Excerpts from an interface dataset
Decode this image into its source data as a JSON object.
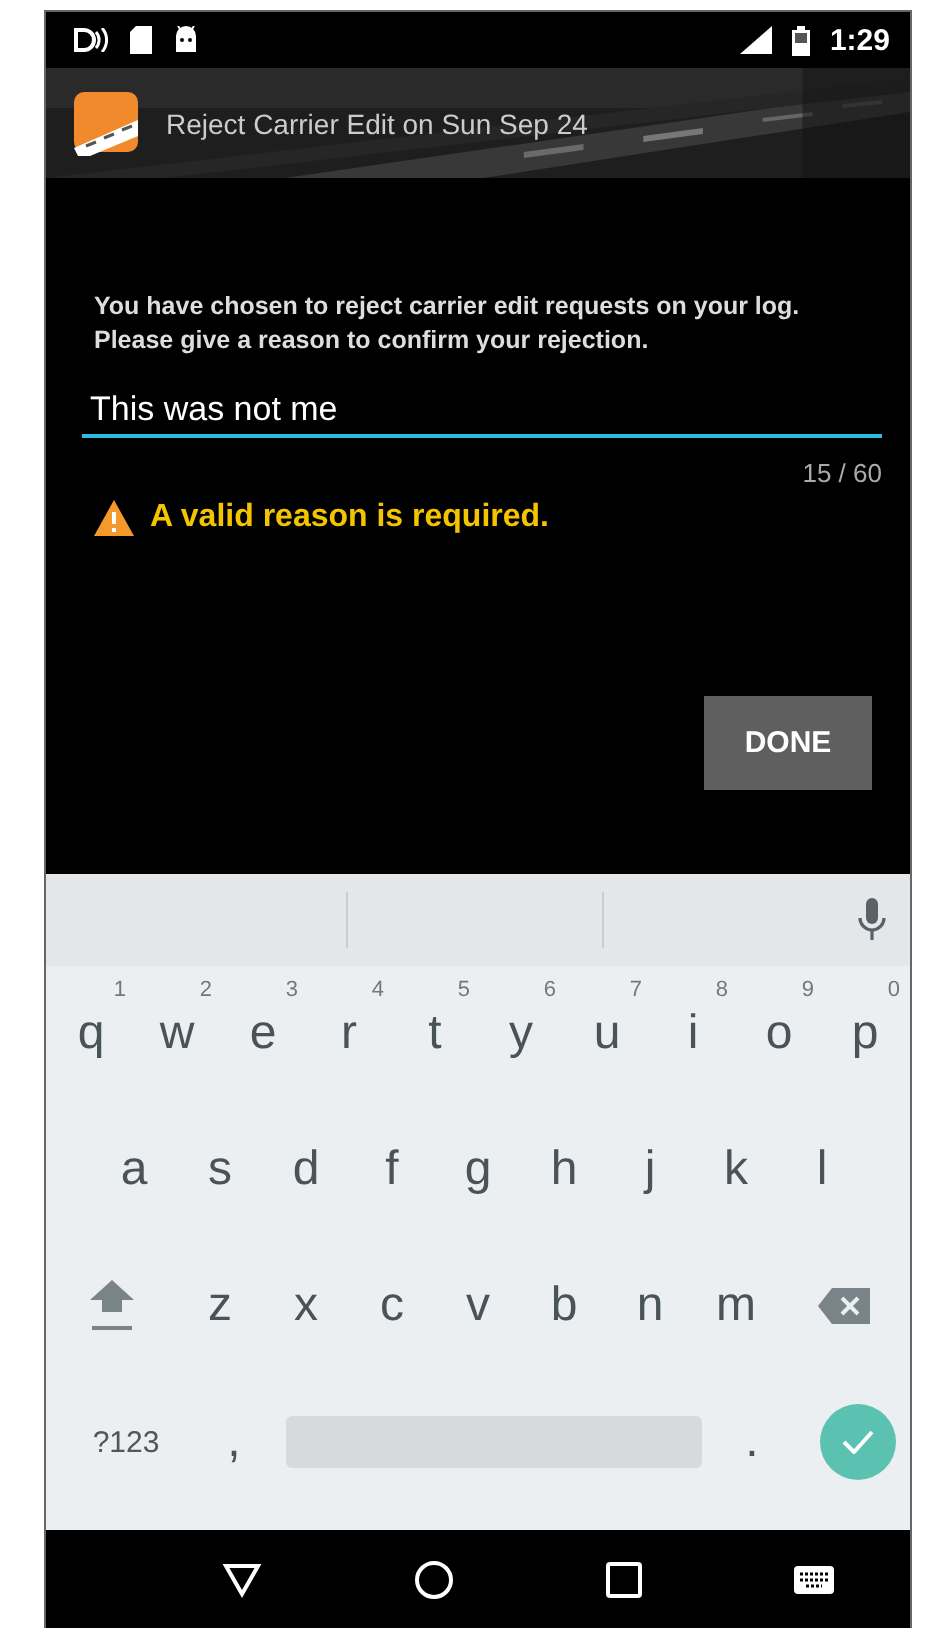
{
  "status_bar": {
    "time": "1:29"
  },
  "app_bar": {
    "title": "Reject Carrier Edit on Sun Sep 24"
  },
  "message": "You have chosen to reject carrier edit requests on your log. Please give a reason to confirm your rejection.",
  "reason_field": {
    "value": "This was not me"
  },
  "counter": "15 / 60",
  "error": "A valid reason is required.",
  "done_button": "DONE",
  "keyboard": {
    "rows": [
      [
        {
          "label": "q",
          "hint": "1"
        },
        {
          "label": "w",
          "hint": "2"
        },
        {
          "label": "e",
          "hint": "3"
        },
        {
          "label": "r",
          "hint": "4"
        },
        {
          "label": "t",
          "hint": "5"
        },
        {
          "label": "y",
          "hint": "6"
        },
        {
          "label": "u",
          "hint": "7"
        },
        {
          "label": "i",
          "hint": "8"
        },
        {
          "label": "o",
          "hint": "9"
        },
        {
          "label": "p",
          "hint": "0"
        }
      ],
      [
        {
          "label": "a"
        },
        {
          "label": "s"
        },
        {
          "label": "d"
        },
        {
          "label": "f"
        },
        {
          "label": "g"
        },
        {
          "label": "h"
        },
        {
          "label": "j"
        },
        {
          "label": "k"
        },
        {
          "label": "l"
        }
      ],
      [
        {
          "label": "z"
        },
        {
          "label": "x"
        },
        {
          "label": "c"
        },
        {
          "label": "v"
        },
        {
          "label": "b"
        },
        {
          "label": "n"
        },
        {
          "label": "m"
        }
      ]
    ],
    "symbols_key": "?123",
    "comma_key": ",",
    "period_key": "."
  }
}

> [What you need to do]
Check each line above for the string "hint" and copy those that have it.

> [Exercise solution]
          "hint": "1"
          "hint": "2"
          "hint": "3"
          "hint": "4"
          "hint": "5"
          "hint": "6"
          "hint": "7"
          "hint": "8"
          "hint": "9"
          "hint": "0"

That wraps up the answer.